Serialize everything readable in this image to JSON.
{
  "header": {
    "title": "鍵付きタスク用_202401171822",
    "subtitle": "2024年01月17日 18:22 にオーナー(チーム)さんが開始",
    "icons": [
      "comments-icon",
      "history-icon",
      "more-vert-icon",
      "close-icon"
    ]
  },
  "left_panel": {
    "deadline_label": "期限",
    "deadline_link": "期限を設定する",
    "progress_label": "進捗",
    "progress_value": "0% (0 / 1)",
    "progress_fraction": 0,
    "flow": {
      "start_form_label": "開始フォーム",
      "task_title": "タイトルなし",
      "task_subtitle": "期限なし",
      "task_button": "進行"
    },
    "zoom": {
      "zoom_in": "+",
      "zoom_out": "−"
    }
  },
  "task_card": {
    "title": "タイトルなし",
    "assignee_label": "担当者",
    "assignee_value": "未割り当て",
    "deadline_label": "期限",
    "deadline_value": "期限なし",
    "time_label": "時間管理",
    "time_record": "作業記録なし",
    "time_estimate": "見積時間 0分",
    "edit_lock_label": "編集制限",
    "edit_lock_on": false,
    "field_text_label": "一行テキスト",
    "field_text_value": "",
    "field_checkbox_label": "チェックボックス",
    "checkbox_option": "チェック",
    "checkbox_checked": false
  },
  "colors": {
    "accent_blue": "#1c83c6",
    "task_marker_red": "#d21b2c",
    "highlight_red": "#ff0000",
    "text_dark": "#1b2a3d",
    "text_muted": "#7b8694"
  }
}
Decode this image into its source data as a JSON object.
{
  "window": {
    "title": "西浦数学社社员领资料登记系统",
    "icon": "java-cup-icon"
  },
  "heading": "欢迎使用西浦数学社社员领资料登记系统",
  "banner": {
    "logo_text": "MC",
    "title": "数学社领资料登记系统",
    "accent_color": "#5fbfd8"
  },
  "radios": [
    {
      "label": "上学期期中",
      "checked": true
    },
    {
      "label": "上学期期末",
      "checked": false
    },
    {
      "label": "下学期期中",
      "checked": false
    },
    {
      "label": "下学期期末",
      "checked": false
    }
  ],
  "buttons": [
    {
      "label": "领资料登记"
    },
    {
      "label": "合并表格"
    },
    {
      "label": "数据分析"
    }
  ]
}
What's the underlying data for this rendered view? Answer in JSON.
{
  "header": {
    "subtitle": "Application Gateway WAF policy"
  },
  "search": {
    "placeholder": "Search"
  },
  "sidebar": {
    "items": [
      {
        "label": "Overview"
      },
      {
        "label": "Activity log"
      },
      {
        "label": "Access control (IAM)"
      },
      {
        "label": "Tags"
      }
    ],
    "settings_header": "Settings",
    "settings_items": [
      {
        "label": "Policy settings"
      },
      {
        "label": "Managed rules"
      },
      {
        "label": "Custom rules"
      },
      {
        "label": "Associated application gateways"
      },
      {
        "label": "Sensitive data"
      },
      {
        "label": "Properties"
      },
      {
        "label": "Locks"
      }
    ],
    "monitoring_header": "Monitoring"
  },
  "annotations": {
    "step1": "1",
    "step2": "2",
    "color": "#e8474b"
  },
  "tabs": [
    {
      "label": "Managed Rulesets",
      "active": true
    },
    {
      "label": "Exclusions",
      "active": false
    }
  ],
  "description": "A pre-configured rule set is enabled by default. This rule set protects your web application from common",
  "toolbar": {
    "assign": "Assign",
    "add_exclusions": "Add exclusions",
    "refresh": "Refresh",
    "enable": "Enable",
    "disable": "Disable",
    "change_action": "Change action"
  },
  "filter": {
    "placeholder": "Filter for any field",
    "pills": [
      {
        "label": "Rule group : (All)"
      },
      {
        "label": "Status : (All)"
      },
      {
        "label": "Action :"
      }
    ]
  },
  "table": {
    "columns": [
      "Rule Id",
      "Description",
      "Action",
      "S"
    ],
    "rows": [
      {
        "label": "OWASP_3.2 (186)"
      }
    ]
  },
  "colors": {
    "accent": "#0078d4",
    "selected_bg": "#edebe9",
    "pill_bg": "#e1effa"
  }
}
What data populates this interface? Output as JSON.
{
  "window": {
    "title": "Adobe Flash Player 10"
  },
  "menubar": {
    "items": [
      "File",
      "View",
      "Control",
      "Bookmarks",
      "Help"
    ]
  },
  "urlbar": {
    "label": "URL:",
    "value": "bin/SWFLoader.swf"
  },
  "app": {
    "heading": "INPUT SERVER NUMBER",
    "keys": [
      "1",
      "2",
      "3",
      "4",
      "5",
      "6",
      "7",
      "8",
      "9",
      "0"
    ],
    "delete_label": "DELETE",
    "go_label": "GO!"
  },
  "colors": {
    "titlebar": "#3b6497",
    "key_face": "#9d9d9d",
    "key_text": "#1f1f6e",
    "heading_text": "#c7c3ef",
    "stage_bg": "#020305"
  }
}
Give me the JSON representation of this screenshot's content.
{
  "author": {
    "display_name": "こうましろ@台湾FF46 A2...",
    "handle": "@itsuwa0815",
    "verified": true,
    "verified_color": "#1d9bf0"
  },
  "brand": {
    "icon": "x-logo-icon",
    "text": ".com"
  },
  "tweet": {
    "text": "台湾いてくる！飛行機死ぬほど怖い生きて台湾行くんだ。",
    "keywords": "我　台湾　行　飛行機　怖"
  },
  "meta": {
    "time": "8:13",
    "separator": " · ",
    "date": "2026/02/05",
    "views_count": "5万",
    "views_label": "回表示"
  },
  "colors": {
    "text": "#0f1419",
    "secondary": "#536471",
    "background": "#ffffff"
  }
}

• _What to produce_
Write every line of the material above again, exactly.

• _Solution to this task_
Serialize everything readable in this image to JSON.
{
  "header": {
    "title": "鍵付きタスク用_202401171822",
    "subtitle": "2024年01月17日 18:22 にオーナー(チーム)さんが開始",
    "icons": [
      "comments-icon",
      "history-icon",
      "more-vert-icon",
      "close-icon"
    ]
  },
  "left_panel": {
    "deadline_label": "期限",
    "deadline_link": "期限を設定する",
    "progress_label": "進捗",
    "progress_value": "0% (0 / 1)",
    "progress_fraction": 0,
    "flow": {
      "start_form_label": "開始フォーム",
      "task_title": "タイトルなし",
      "task_subtitle": "期限なし",
      "task_button": "進行"
    },
    "zoom": {
      "zoom_in": "+",
      "zoom_out": "−"
    }
  },
  "task_card": {
    "title": "タイトルなし",
    "assignee_label": "担当者",
    "assignee_value": "未割り当て",
    "deadline_label": "期限",
    "deadline_value": "期限なし",
    "time_label": "時間管理",
    "time_record": "作業記録なし",
    "time_estimate": "見積時間 0分",
    "edit_lock_label": "編集制限",
    "edit_lock_on": false,
    "field_text_label": "一行テキスト",
    "field_text_value": "",
    "field_checkbox_label": "チェックボックス",
    "checkbox_option": "チェック",
    "checkbox_checked": false
  },
  "colors": {
    "accent_blue": "#1c83c6",
    "task_marker_red": "#d21b2c",
    "highlight_red": "#ff0000",
    "text_dark": "#1b2a3d",
    "text_muted": "#7b8694"
  }
}
Decode this image into its source data as a JSON object.
{
  "window": {
    "title": "西浦数学社社员领资料登记系统",
    "icon": "java-cup-icon"
  },
  "heading": "欢迎使用西浦数学社社员领资料登记系统",
  "banner": {
    "logo_text": "MC",
    "title": "数学社领资料登记系统",
    "accent_color": "#5fbfd8"
  },
  "radios": [
    {
      "label": "上学期期中",
      "checked": true
    },
    {
      "label": "上学期期末",
      "checked": false
    },
    {
      "label": "下学期期中",
      "checked": false
    },
    {
      "label": "下学期期末",
      "checked": false
    }
  ],
  "buttons": [
    {
      "label": "领资料登记"
    },
    {
      "label": "合并表格"
    },
    {
      "label": "数据分析"
    }
  ]
}
What's the underlying data for this rendered view? Answer in JSON.
{
  "header": {
    "subtitle": "Application Gateway WAF policy"
  },
  "search": {
    "placeholder": "Search"
  },
  "sidebar": {
    "items": [
      {
        "label": "Overview"
      },
      {
        "label": "Activity log"
      },
      {
        "label": "Access control (IAM)"
      },
      {
        "label": "Tags"
      }
    ],
    "settings_header": "Settings",
    "settings_items": [
      {
        "label": "Policy settings"
      },
      {
        "label": "Managed rules"
      },
      {
        "label": "Custom rules"
      },
      {
        "label": "Associated application gateways"
      },
      {
        "label": "Sensitive data"
      },
      {
        "label": "Properties"
      },
      {
        "label": "Locks"
      }
    ],
    "monitoring_header": "Monitoring"
  },
  "annotations": {
    "step1": "1",
    "step2": "2",
    "color": "#e8474b"
  },
  "tabs": [
    {
      "label": "Managed Rulesets",
      "active": true
    },
    {
      "label": "Exclusions",
      "active": false
    }
  ],
  "description": "A pre-configured rule set is enabled by default. This rule set protects your web application from common",
  "toolbar": {
    "assign": "Assign",
    "add_exclusions": "Add exclusions",
    "refresh": "Refresh",
    "enable": "Enable",
    "disable": "Disable",
    "change_action": "Change action"
  },
  "filter": {
    "placeholder": "Filter for any field",
    "pills": [
      {
        "label": "Rule group : (All)"
      },
      {
        "label": "Status : (All)"
      },
      {
        "label": "Action :"
      }
    ]
  },
  "table": {
    "columns": [
      "Rule Id",
      "Description",
      "Action",
      "S"
    ],
    "rows": [
      {
        "label": "OWASP_3.2 (186)"
      }
    ]
  },
  "colors": {
    "accent": "#0078d4",
    "selected_bg": "#edebe9",
    "pill_bg": "#e1effa"
  }
}
What data populates this interface? Output as JSON.
{
  "window": {
    "title": "Adobe Flash Player 10"
  },
  "menubar": {
    "items": [
      "File",
      "View",
      "Control",
      "Bookmarks",
      "Help"
    ]
  },
  "urlbar": {
    "label": "URL:",
    "value": "bin/SWFLoader.swf"
  },
  "app": {
    "heading": "INPUT SERVER NUMBER",
    "keys": [
      "1",
      "2",
      "3",
      "4",
      "5",
      "6",
      "7",
      "8",
      "9",
      "0"
    ],
    "delete_label": "DELETE",
    "go_label": "GO!"
  },
  "colors": {
    "titlebar": "#3b6497",
    "key_face": "#9d9d9d",
    "key_text": "#1f1f6e",
    "heading_text": "#c7c3ef",
    "stage_bg": "#020305"
  }
}
Give me the JSON representation of this screenshot's content.
{
  "author": {
    "display_name": "こうましろ@台湾FF46 A2...",
    "handle": "@itsuwa0815",
    "verified": true,
    "verified_color": "#1d9bf0"
  },
  "brand": {
    "icon": "x-logo-icon",
    "text": ".com"
  },
  "tweet": {
    "text": "台湾いてくる！飛行機死ぬほど怖い生きて台湾行くんだ。",
    "keywords": "我　台湾　行　飛行機　怖"
  },
  "meta": {
    "time": "8:13",
    "separator": " · ",
    "date": "2026/02/05",
    "views_count": "5万",
    "views_label": "回表示"
  },
  "colors": {
    "text": "#0f1419",
    "secondary": "#536471",
    "background": "#ffffff"
  }
}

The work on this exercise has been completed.